  • Members of the tribe kicking and beating each other.
  • Many scenes of hunting, killing and eating animals.

Material that may scare or disturb children

Under fiveinfo

Children under five are most likely to be frightened by scary visual images, such as monsters, physical transformations.

In addition to the above-mentioned violent scenes, there are some scenes in this movie that could scare or disturb children under the age of five, including the following:

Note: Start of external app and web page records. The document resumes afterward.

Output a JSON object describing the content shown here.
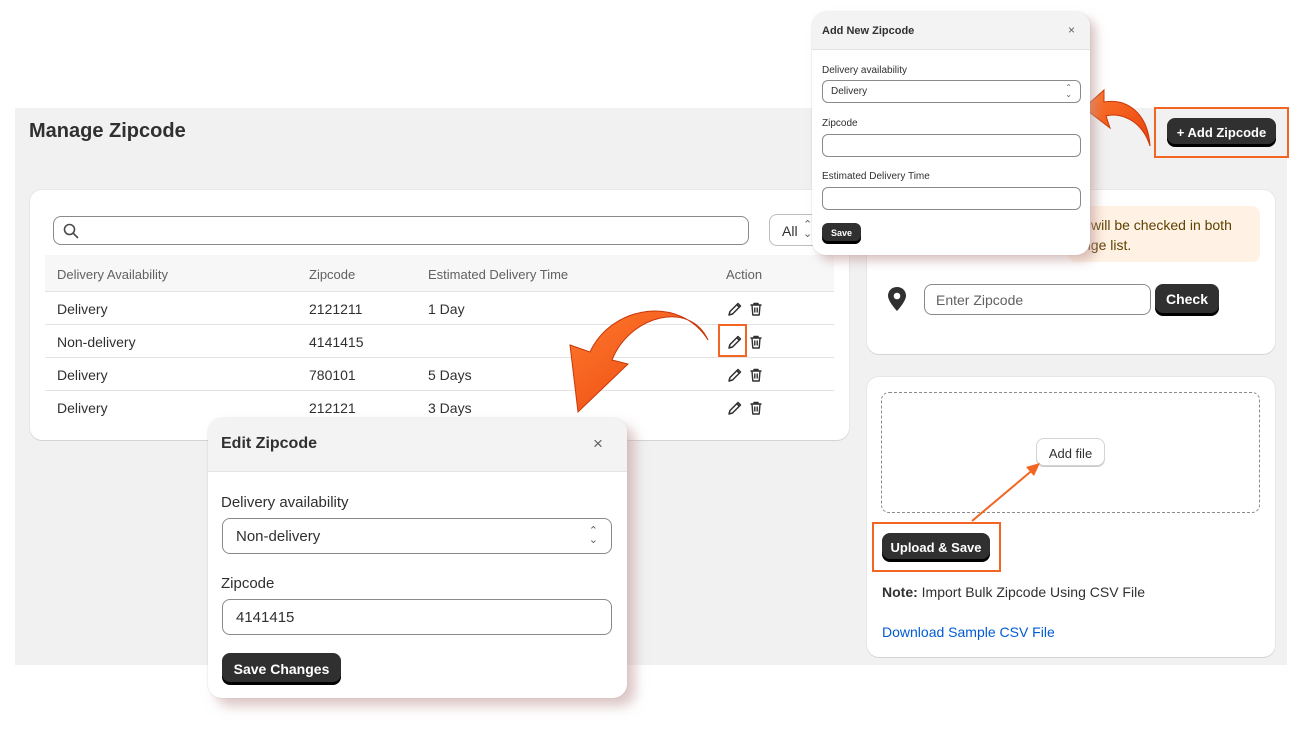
{
  "page": {
    "title": "Manage Zipcode"
  },
  "search": {
    "placeholder": ""
  },
  "filter": {
    "selected": "All"
  },
  "table": {
    "columns": [
      "Delivery Availability",
      "Zipcode",
      "Estimated Delivery Time",
      "Action"
    ],
    "rows": [
      {
        "availability": "Delivery",
        "zipcode": "2121211",
        "time": "1 Day"
      },
      {
        "availability": "Non-delivery",
        "zipcode": "4141415",
        "time": ""
      },
      {
        "availability": "Delivery",
        "zipcode": "780101",
        "time": "5 Days"
      },
      {
        "availability": "Delivery",
        "zipcode": "212121",
        "time": "3 Days"
      }
    ]
  },
  "checker": {
    "banner_line1": "will be checked in both",
    "banner_line2": "nge list.",
    "input_placeholder": "Enter Zipcode",
    "check_label": "Check"
  },
  "upload": {
    "add_file_label": "Add file",
    "upload_label": "Upload & Save",
    "note_label": "Note:",
    "note_text": " Import Bulk Zipcode Using CSV File",
    "sample_link": "Download Sample CSV File"
  },
  "header": {
    "add_zipcode_label": "+ Add Zipcode"
  },
  "add_modal": {
    "title": "Add New Zipcode",
    "close": "×",
    "availability_label": "Delivery availability",
    "availability_value": "Delivery",
    "zipcode_label": "Zipcode",
    "zipcode_value": "",
    "time_label": "Estimated Delivery Time",
    "time_value": "",
    "save_label": "Save"
  },
  "edit_modal": {
    "title": "Edit Zipcode",
    "close": "×",
    "availability_label": "Delivery availability",
    "availability_value": "Non-delivery",
    "zipcode_label": "Zipcode",
    "zipcode_value": "4141415",
    "save_label": "Save Changes"
  },
  "icons": {
    "search": "search-icon",
    "edit": "pencil-icon",
    "delete": "trash-icon",
    "location": "location-pin-icon",
    "select": "chevron-up-down-icon",
    "close": "close-icon"
  },
  "colors": {
    "accent": "#f26522",
    "primary_button": "#303030",
    "link": "#005bd3",
    "banner_bg": "#fff1e3",
    "page_bg": "#f1f1f1"
  }
}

  • Keda is gouged by a bison during the hunt. The scene is graphic and there is blood. Keda is thrown off a cliff by a bison.
  • When Keda’s father believes him to be dead he is beside himself with grief and it is a very emotional and dramatic scene.
  • When Keda realises that he has been left for dead, he is devastated and emotional.
  • One of the hunting party is attacked and eaten by a large predator.
  • Keda is chased and attacked by a wolf pack, and also a pack of hyenas.
  • Keda and Alpha are attacked by a cave lion.
  • Alpha collapses when she can’t go on any longer and Keda is worried that she is going to die.
  • Keda comes across a man who has frozen to death.
  • Keda gets trapped below the ice on a lake and struggles to break through to the surface.

Aged five to eightinfo

Children aged five to eight will also be frightened by scary visual images and will also be disturbed by depictions of the death of a parent, a child abandoned or separated from parents, children or animals being hurt or threatened and / or natural disasters.

  • Children of this age will also find the above-mentioned scenes scary or distressing.

Aged eight to thirteeninfo

Children aged eight to thirteen are most likely to be frightened by realistic threats and dangers, violence or threat of violence and / or stories in which children are hurt or threatened.

  • Children of this age will also find the above-mentioned scenes scary or distressing.

Thirteen and overinfo

Children over the age of thirteen are most likely to be frightened by realistic physical harm or threats, molestation or sexual assault and / or threats from aliens or the occult.

  • Children of this age may still find the above-mentioned scenes scary or distressing.

Product placement

The following products are displayed or used in this movie:

  • None of concern

Sexual references

There are some sexual references in this movie, including:

  • None of concern

Nudity and sexual activity

There is some nudity and sexual activity in this movie, including:

  • The boy swims in a lake in his underwear.

Use of substances

There is some use of substances in this movie, including:

  • None of concern

Coarse language

There is some coarse language in this movie, including:

  • None of concern

In a nutshell

Alpha is a gripping and visually spectacular tale of peril and survival which seeks to explain the origins of the human-dog relationship. Although it is rated PG, children will need to be confident readers to keep up with the subtitles. Children who are not able to read the subtitles will be able to understand the gist of what is being said and will likely enjoy the movie without being able to read them. However, due to a sense of constant peril and some scary and emotionally charged scenes this movie is more suited to older children. Parents should be aware that there is some controversy as to whether bison were harmed in the making of the film.

The main messages from this movie are that we need others to survive, and that you can find strength within yourself to keep on going, even when it looks like there is no hope.

Values in this movie that parents may wish to reinforce with their children include:

  • Being a responsible and contributing member of our ‘tribe’ or community.
  • Strength and bravery.
  • Being kind-hearted towards fellow animals.

This movie could also give parents the opportunity to discuss with their children attitudes and behaviours, and their real-life consequences, such as:

  • Killing and hunting animals.
  • Feeling pressure to do things before you are emotionally mature enough to handle the consequences.